On July 30th, 2019 the Cincinnati Reds traded away their number one prospect. In return they landed former All-Star starting pitcher Trevor Bauer. The move signaled the end of a rebuild and hinted that the time to win is now. Since then, members of the Reds’ front office have been anything but bashful about their desire to spend money and make trades this off-season to upgrade their current roster in order to contend.
Fast forward to October 29th, 2019. That brings us to the NFL trade deadline. The Reds’ 0-8 neighbors, the Bengals, spent the day seemingly sitting on their hands. The Bengals front office was reportedly opposed to the idea of making trades. The front office refused to trade players. They refused to trade draft picks in order to make the current team better or build for the future. They were content.
Looking beyond the vacuum of the Reds record over the past few years, the organization has done a lot of good things. There is a direction and a cohesiveness to get better. Starting in 2017, Dick Williams spoke about heavy investments in player development, analytics, and even minor league nutrition. All costs and money spent that the casual fan probably never noticed. Just recently the Reds made major changes in development at the minor league level, revamping the coaching staff and changing what wasn’t working. The Reds have even shown a willingness to pay and hire some of the industry’s best to their coaching staff with the addition of Kyle Boddy, among others.
Organizational changes like the ones mentioned above are a great foundation. But it also takes an acknowledgement and the execution of a rebuild on the field – which the Reds have done. They have successfully traded away aging assets for young controllable talent while stocking the minor league full of quality prospects. They are just now getting ready to trade some of that talent for supplemental pieces to their already good/decent big league roster.

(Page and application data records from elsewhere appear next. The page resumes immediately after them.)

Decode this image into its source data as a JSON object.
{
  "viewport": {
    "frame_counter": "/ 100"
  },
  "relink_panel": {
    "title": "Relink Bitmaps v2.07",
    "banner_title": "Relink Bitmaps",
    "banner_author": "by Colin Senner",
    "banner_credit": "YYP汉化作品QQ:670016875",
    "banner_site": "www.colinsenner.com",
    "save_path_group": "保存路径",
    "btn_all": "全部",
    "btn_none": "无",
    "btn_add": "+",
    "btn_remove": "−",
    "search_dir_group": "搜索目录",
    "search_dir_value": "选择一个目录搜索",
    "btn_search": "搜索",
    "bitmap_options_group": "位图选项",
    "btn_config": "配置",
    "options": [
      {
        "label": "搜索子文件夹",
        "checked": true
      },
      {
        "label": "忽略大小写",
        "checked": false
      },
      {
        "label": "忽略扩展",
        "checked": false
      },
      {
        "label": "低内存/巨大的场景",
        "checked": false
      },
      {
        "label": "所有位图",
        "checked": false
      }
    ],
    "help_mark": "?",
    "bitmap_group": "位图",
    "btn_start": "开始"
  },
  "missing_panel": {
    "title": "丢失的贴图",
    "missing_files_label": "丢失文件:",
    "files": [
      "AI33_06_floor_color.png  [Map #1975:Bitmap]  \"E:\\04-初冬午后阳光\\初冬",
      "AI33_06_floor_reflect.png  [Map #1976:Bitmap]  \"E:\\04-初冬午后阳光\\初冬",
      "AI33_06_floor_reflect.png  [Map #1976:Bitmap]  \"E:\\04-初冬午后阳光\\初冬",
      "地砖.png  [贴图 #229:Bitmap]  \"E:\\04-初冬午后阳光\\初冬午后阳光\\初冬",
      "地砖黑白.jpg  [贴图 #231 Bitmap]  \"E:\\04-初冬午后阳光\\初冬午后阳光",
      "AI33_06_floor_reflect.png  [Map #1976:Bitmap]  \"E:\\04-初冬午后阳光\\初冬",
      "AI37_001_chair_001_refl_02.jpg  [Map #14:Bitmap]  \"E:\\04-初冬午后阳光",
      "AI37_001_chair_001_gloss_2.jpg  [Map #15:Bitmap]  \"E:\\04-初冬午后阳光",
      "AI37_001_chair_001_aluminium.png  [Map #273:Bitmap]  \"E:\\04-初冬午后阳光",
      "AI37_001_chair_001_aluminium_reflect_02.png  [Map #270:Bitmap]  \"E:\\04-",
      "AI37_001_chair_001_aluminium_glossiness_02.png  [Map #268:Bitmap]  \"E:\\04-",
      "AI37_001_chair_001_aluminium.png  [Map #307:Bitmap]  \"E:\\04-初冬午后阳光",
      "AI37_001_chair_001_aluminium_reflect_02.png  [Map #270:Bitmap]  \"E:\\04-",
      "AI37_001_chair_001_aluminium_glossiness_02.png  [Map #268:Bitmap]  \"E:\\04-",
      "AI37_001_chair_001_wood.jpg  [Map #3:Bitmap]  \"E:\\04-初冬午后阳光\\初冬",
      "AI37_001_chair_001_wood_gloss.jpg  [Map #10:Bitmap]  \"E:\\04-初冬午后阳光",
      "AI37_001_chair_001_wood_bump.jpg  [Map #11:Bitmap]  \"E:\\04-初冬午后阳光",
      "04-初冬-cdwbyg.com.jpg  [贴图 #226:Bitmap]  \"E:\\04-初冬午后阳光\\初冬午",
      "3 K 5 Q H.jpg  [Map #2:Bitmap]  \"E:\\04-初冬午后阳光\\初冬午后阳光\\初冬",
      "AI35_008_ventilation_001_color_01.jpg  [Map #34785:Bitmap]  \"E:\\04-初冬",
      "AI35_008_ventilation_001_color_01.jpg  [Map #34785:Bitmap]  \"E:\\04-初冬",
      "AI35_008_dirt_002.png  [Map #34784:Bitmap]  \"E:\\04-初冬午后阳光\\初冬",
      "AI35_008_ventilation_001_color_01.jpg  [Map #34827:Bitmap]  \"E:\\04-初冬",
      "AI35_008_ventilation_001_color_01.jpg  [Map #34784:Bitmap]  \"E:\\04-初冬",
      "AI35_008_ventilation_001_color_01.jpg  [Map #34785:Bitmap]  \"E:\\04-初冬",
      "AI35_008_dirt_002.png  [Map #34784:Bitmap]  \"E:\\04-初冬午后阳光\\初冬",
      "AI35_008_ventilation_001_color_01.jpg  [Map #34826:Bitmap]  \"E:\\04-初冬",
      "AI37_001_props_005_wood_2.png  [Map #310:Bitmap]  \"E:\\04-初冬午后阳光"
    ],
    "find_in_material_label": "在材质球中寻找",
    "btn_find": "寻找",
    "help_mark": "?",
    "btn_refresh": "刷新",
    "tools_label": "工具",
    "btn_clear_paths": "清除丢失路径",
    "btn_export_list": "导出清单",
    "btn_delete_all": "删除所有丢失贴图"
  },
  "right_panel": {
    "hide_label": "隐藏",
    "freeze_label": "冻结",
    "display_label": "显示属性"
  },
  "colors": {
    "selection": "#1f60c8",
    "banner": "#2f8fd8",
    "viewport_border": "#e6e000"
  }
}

Looking at how the Reds’ and Bengals’ organizations have operated recently is like comparing Mike Browns’ sleeping patterns to those of my one year old daughters’ – one is making an effort and one is not. One is committed to a goal and one is not. 2019 has exposed the Bengals front office as being directionless and incompetent. They neglected to address holes in their roster in the off-season. They refused to trade a disgruntled/useless player in Cordy Glenn. The Bengals also missed the boat in trading away pending free agents. They missed on trading away aging players to get a jump start on an inevitable rebuild. The front office’s mishandling of situations goes on to include the benching of their starting quarterback of eight years. On his birthday. Three hours before the trade deadline. The Bengals managed to upset an unupsetable guy in Andy Dalton.
Being the Bengals fan that I am, their 2019 season has provided a stark contrast and an eye opening perspective on how good of a job Dick Williams and the Reds front office has done over the past few years. The Bengals lack a plan or direction. And a lack of a willingness to win has exposed the success of the Reds front office in a way that makes you really appreciate it beyond the wins and losses. Hopefully 2020 is the year that starts to bear the fruits of the front office’s labor.